You’ve probably heard some form of this advice since you were a kid. 1 & 2  So why should we challenge ourselves as adult readers? (Isn’t it enough that we’re still reading books at all?) Reading outside of your favoured genres pushes you outside of your comfort zone. Choosing something new will expose you to different authors, different styles of writing and use of language or vocabulary. Stepping outside of our own echo chambers expands our world view and exposes us to opinions and thoughts that we might not have otherwise encountered.  Author Mike Duran has a great list on the benefits of reading outside your genre if you still need convincing. If you can push out of your comfort zone and potentially broaden your horizons while chilling on the couch, why wouldn’t you give it a shot?

Picking a book from this category can be as easy as choosing a genre you normally avoid, and searching for recommendations in that genre, or asking a friend who reads in that area ( a chance to double up on the recommended book category!). Don’t know what genre to pick, or are not specifically avoiding anything?
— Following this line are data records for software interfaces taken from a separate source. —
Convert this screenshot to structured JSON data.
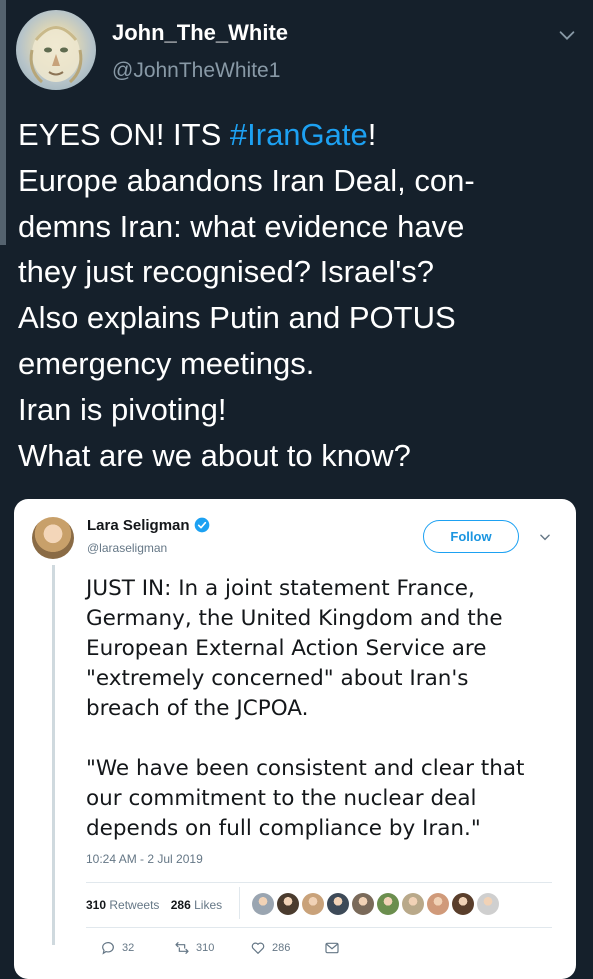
{
  "tweet": {
    "display_name": "John_The_White",
    "handle": "@JohnTheWhite1",
    "text_lines": [
      {
        "before": "EYES ON! ITS ",
        "hashtag": "#IranGate",
        "after": "!"
      },
      {
        "before": "Europe abandons Iran Deal, con-"
      },
      {
        "before": "demns Iran: what evidence have"
      },
      {
        "before": "they just recognised? Israel's?"
      },
      {
        "before": "Also explains Putin and POTUS"
      },
      {
        "before": "emergency meetings."
      },
      {
        "before": "Iran is pivoting!"
      },
      {
        "before": "What are we about to know?"
      }
    ],
    "menu_icon": "chevron-down",
    "accent_color": "#1da1f2"
  },
  "embedded": {
    "display_name": "Lara Seligman",
    "verified_icon": "verified-badge",
    "handle": "@laraseligman",
    "follow_label": "Follow",
    "menu_icon": "chevron-down",
    "paragraph1": [
      "JUST IN: In a joint statement France,",
      "Germany, the United Kingdom and the",
      "European External Action Service are",
      "\"extremely concerned\" about Iran's",
      "breach of the JCPOA."
    ],
    "paragraph2": [
      "\"We have been consistent and clear that",
      "our commitment to the nuclear deal",
      "depends on full compliance by Iran.\""
    ],
    "timestamp": "10:24 AM - 2 Jul 2019",
    "retweets_count": "310",
    "retweets_label": "Retweets",
    "likes_count": "286",
    "likes_label": "Likes",
    "liker_avatar_colors": [
      "#9aa5b1",
      "#4a3b2e",
      "#c9a27a",
      "#3d4a58",
      "#7a6a5a",
      "#6b8e4e",
      "#b9a98a",
      "#d09a7a",
      "#5a3e2b",
      "#cfcfcf"
    ],
    "actions": {
      "reply_count": "32",
      "retweet_count": "310",
      "like_count": "286"
    }
  }
}
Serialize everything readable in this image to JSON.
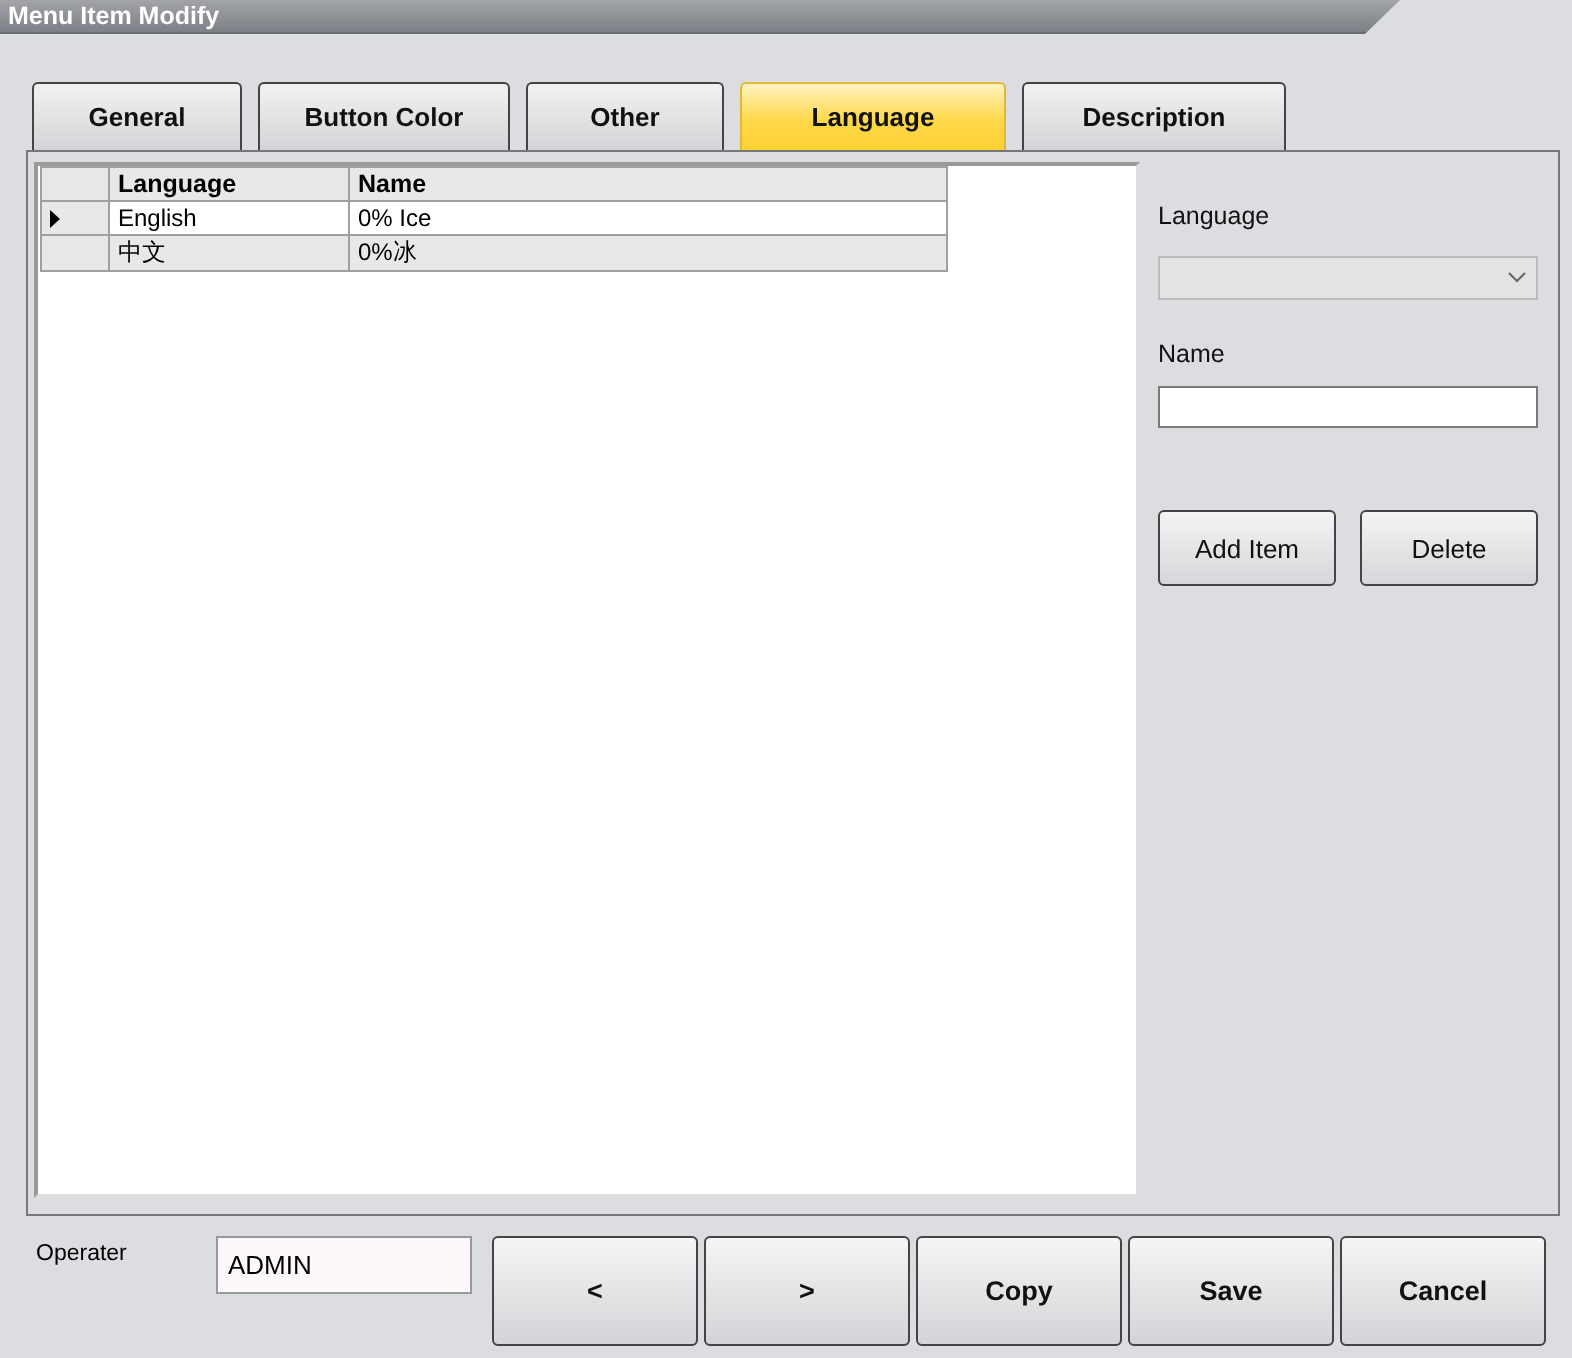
{
  "window": {
    "title": "Menu Item Modify"
  },
  "tabs": [
    {
      "label": "General",
      "selected": false
    },
    {
      "label": "Button Color",
      "selected": false
    },
    {
      "label": "Other",
      "selected": false
    },
    {
      "label": "Language",
      "selected": true
    },
    {
      "label": "Description",
      "selected": false
    }
  ],
  "table": {
    "columns": [
      "Language",
      "Name"
    ],
    "rows": [
      {
        "cells": [
          "English",
          "0% Ice"
        ],
        "selected": true
      },
      {
        "cells": [
          "中文",
          "0%冰"
        ],
        "selected": false
      }
    ]
  },
  "side_panel": {
    "language_label": "Language",
    "language_combo": {
      "disabled": true
    },
    "name_label": "Name",
    "buttons": [
      "Add Item",
      "Delete"
    ]
  },
  "footer": {
    "operator_label": "Operater",
    "operator_value": "ADMIN",
    "buttons": [
      "<",
      ">",
      "Copy",
      "Save",
      "Cancel"
    ]
  }
}
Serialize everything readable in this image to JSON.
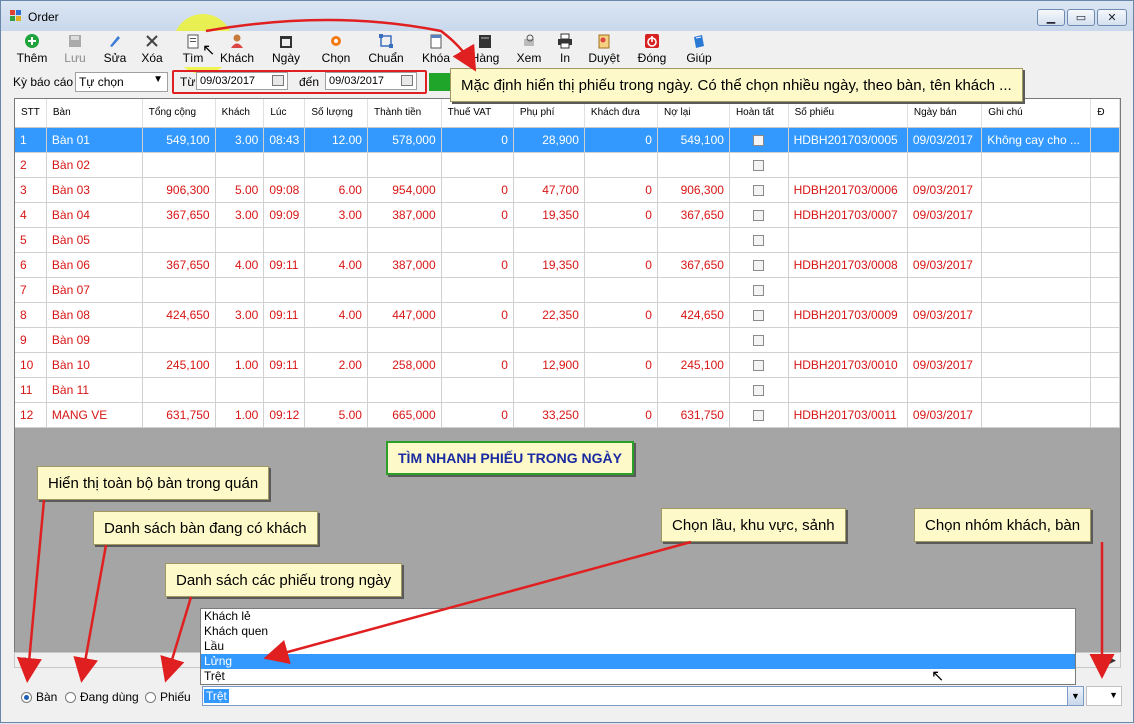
{
  "window": {
    "title": "Order"
  },
  "toolbar": [
    {
      "label": "Thêm",
      "icon": "add-icon"
    },
    {
      "label": "Lưu",
      "icon": "save-icon",
      "disabled": true
    },
    {
      "label": "Sửa",
      "icon": "edit-icon"
    },
    {
      "label": "Xóa",
      "icon": "delete-icon"
    },
    {
      "label": "Tìm",
      "icon": "find-icon"
    },
    {
      "label": "Khách",
      "icon": "customer-icon"
    },
    {
      "label": "Ngày",
      "icon": "day-icon"
    },
    {
      "label": "Chọn",
      "icon": "select-icon"
    },
    {
      "label": "Chuẩn",
      "icon": "standard-icon"
    },
    {
      "label": "Khóa",
      "icon": "lock-icon"
    },
    {
      "label": "Hàng",
      "icon": "goods-icon"
    },
    {
      "label": "Xem",
      "icon": "view-icon"
    },
    {
      "label": "In",
      "icon": "print-icon"
    },
    {
      "label": "Duyệt",
      "icon": "approve-icon"
    },
    {
      "label": "Đóng",
      "icon": "close-app-icon"
    },
    {
      "label": "Giúp",
      "icon": "help-icon"
    }
  ],
  "filter": {
    "period_label": "Kỳ báo cáo",
    "period_value": "Tự chọn",
    "from_label": "Từ",
    "from_date": "09/03/2017",
    "to_label": "đến",
    "to_date": "09/03/2017"
  },
  "grid": {
    "columns": [
      "STT",
      "Bàn",
      "Tổng cộng",
      "Khách",
      "Lúc",
      "Số lượng",
      "Thành tiền",
      "Thuế VAT",
      "Phụ phí",
      "Khách đưa",
      "Nợ lại",
      "Hoàn tất",
      "Số phiếu",
      "Ngày bán",
      "Ghi chú",
      "Đ"
    ],
    "rows": [
      [
        "1",
        "Bàn 01",
        "549,100",
        "3.00",
        "08:43",
        "12.00",
        "578,000",
        "0",
        "28,900",
        "0",
        "549,100",
        "",
        "HDBH201703/0005",
        "09/03/2017",
        "Không cay cho ..."
      ],
      [
        "2",
        "Bàn 02",
        "",
        "",
        "",
        "",
        "",
        "",
        "",
        "",
        "",
        "",
        "",
        "",
        ""
      ],
      [
        "3",
        "Bàn 03",
        "906,300",
        "5.00",
        "09:08",
        "6.00",
        "954,000",
        "0",
        "47,700",
        "0",
        "906,300",
        "",
        "HDBH201703/0006",
        "09/03/2017",
        ""
      ],
      [
        "4",
        "Bàn 04",
        "367,650",
        "3.00",
        "09:09",
        "3.00",
        "387,000",
        "0",
        "19,350",
        "0",
        "367,650",
        "",
        "HDBH201703/0007",
        "09/03/2017",
        ""
      ],
      [
        "5",
        "Bàn 05",
        "",
        "",
        "",
        "",
        "",
        "",
        "",
        "",
        "",
        "",
        "",
        "",
        ""
      ],
      [
        "6",
        "Bàn 06",
        "367,650",
        "4.00",
        "09:11",
        "4.00",
        "387,000",
        "0",
        "19,350",
        "0",
        "367,650",
        "",
        "HDBH201703/0008",
        "09/03/2017",
        ""
      ],
      [
        "7",
        "Bàn 07",
        "",
        "",
        "",
        "",
        "",
        "",
        "",
        "",
        "",
        "",
        "",
        "",
        ""
      ],
      [
        "8",
        "Bàn 08",
        "424,650",
        "3.00",
        "09:11",
        "4.00",
        "447,000",
        "0",
        "22,350",
        "0",
        "424,650",
        "",
        "HDBH201703/0009",
        "09/03/2017",
        ""
      ],
      [
        "9",
        "Bàn 09",
        "",
        "",
        "",
        "",
        "",
        "",
        "",
        "",
        "",
        "",
        "",
        "",
        ""
      ],
      [
        "10",
        "Bàn 10",
        "245,100",
        "1.00",
        "09:11",
        "2.00",
        "258,000",
        "0",
        "12,900",
        "0",
        "245,100",
        "",
        "HDBH201703/0010",
        "09/03/2017",
        ""
      ],
      [
        "11",
        "Bàn 11",
        "",
        "",
        "",
        "",
        "",
        "",
        "",
        "",
        "",
        "",
        "",
        "",
        ""
      ],
      [
        "12",
        "MANG VE",
        "631,750",
        "1.00",
        "09:12",
        "5.00",
        "665,000",
        "0",
        "33,250",
        "0",
        "631,750",
        "",
        "HDBH201703/0011",
        "09/03/2017",
        ""
      ]
    ],
    "selected_row": 0
  },
  "bottom": {
    "radios": [
      {
        "label": "Bàn",
        "checked": true
      },
      {
        "label": "Đang dùng",
        "checked": false
      },
      {
        "label": "Phiếu",
        "checked": false
      }
    ],
    "area_value": "Trệt",
    "dropdown_options": [
      "Khách lẻ",
      "Khách quen",
      "Lầu",
      "Lửng",
      "Trệt"
    ],
    "dropdown_highlight": 3
  },
  "callouts": {
    "default_day": "Mặc định hiển thị phiếu trong ngày. Có thể chọn nhiều ngày, theo bàn, tên khách ...",
    "quick_find": "TÌM NHANH PHIẾU TRONG NGÀY",
    "all_tables": "Hiển thị toàn bộ bàn trong quán",
    "busy_tables": "Danh sách bàn đang có khách",
    "day_tickets": "Danh sách các phiếu trong ngày",
    "choose_area": "Chọn lầu, khu vực, sảnh",
    "choose_group": "Chọn nhóm khách, bàn"
  },
  "colors": {
    "row_text": "#d81515",
    "selection": "#3399ff",
    "callout_arrow": "#e02020"
  }
}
Wiki has a list of literary genres pick one that you don’t think you’ve ever read from and go from there. You may stumble on a new favourite.

My choice for this category is Cryptonomicon by Neal Stephenson. It’s sitting directly at the crossroads of several paths I rarely choose: serious sci-fi, speculative fiction, techno-thriller, and World War II. It’s heavy on geek cred and page count, weighing in at 1139! I intend to spend the next year expanding my horizons by choosing more complex and difficult books than I’d normally indulge in, and camping outside of my comfort zone. I hope you’ll find at least one book this year that asks the same of you.

Find your anti-genre book yet? Comment below with your choice or join the Facebook group and let us know!